After being funded by a KickStarter campaign, they’ve shipped three issues already and have at least seven more promised. Think the project definitely deserve’s a look.

Friday Fave: Public Workout Maps

When I first found out about GIS, the first application that came to mind was using it to map my running routes. At that time, I was using paper maps and scraps of paper to measure how far I was running each day. GIS obviously offered a better method.

Almost twenty years later, GPS has become so common place that I think we have four or five devices in our household that have GPS capabilities and measuring my runs has become ridiculously simple.

Given that background, you can understand why I love projects like this project by Nikita Barsukov, who compiled publicly available data from Endomondo and created maps of public running workout tracks for a variety of European Cities, including this sample from Helsinki.

helsinki
Barsukov.Net

Flowing Data, using a similar concept, generated similar maps for several cities in the United States, including Minneapolis–some areas I know.

http://flowingdata.com/2014/02/05/where-people-run/#jp-carousel-33732
http://flowingdata.com/2014/02/05/where-people-run/

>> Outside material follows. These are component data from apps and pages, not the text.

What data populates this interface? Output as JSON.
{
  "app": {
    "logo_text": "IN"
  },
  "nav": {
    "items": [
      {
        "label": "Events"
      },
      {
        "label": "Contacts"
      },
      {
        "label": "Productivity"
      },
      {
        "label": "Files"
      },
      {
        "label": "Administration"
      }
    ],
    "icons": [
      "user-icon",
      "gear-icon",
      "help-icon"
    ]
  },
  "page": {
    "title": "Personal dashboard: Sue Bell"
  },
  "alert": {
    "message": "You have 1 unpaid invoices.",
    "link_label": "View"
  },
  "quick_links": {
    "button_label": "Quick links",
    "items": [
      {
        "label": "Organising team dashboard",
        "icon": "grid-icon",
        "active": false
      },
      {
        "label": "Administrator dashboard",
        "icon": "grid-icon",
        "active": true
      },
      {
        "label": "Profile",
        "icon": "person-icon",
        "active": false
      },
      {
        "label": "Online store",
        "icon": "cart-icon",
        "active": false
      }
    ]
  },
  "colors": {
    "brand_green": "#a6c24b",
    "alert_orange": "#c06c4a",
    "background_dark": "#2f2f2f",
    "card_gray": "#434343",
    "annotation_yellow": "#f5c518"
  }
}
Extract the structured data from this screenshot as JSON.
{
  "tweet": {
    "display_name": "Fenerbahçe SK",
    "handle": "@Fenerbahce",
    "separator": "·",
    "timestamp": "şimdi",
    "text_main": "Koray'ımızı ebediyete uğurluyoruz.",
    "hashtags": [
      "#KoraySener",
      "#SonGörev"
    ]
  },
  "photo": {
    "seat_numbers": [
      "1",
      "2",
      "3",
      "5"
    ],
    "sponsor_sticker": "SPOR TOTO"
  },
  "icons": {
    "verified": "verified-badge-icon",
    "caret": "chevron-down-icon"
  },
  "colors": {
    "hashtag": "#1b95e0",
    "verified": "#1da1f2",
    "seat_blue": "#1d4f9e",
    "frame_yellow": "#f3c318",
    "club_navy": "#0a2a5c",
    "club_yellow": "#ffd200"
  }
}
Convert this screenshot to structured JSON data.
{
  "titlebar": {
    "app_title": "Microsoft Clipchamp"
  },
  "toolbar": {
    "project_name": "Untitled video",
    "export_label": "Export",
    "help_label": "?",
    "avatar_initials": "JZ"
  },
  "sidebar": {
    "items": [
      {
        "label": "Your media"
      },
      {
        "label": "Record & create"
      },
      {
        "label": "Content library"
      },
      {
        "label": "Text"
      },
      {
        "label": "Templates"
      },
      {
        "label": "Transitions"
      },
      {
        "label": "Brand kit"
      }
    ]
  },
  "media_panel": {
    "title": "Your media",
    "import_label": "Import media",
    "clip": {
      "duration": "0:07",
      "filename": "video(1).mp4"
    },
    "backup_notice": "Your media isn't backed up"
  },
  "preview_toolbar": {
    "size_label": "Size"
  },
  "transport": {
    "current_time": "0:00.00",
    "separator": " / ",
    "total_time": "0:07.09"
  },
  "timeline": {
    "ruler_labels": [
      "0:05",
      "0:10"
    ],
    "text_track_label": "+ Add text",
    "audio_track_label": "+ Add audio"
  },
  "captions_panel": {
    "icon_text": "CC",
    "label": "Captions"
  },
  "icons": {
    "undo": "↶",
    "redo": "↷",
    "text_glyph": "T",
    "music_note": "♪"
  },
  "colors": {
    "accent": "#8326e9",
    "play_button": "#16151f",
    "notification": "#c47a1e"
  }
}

I’ve got about six years of running data of my own that I should use to generate a personal running route map but would be a fun project.